The Heads of States and Governments also commended the Republic of Mozambique for offering to host Sadc Humanitarian and Emergency Operations Centre (SHOC) in Nacala, Mozambique, a centre that is expected to enhance regional preparedness, and timely response.
In April, the Sadc technical mission recommended the immediate deployment of intelligence assets (land, air and maritime) and personnel be deployed in support of FADM intelligence in order to gain an in-depth understanding of the terrorist activities.
The mission recommended that the Sadc Rapid Deployment comprised of Special Forces and naval assets to conduct targeted operations and eliminate maritime crime in the area of operation.
Sadc was urged to establish a coordination mechanism in Maputo prior to the deployment of the Sadc Standby Force.
Sadc, the mission said, should provide support (logistics and training) to strengthen FADM capability to combat terrorism.
In April, the Extraordinary Double Troika Summit directed that a technical assessment mission be deployed to Mozambique to undertake an assessment of the security situation.
The technical assessment mission was made up of representatives from Zimbabwe, South Africa, Angola, Botswana, Malawi and Tanzania.
The insurgency is taking a toll on Mozambique threatening investments.
In April, French energy group Total declared force majeure on its US$20bn liquefied natural gas project and withdrew its staff from the construction site in the wake of insurgent attacks.
The terrorist attacks have led to the death of thousands of civilians while the number of internally displaced people has skyrocketed from 70 000 to 700 000.
There are reports that children as young as 11 have been beheaded in Mozambique by the militants who also overran the coastal town of Palma and occupied it for some days after defeating the Mozambican military.

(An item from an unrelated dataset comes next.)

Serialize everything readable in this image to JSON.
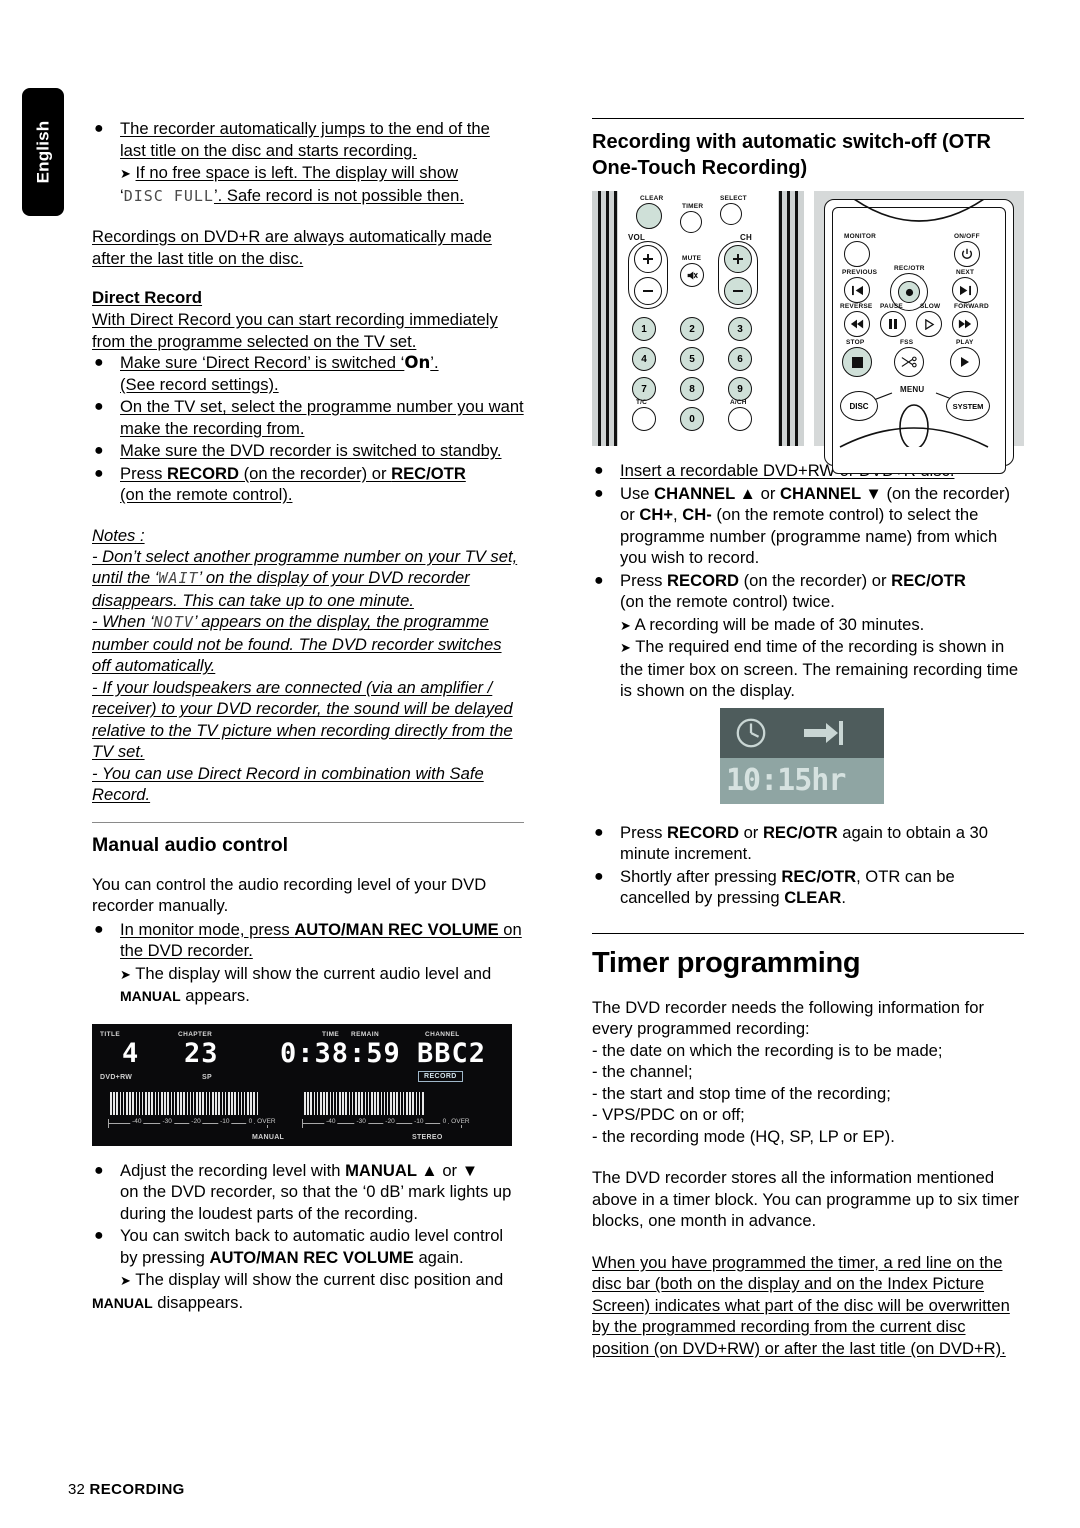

The situation in Mozambique threatens to destabilise the Sadc region which has jolted the leaders into action.
President Emmerson Mnangagwa attended yesterday’s summit of Heads of States and Government.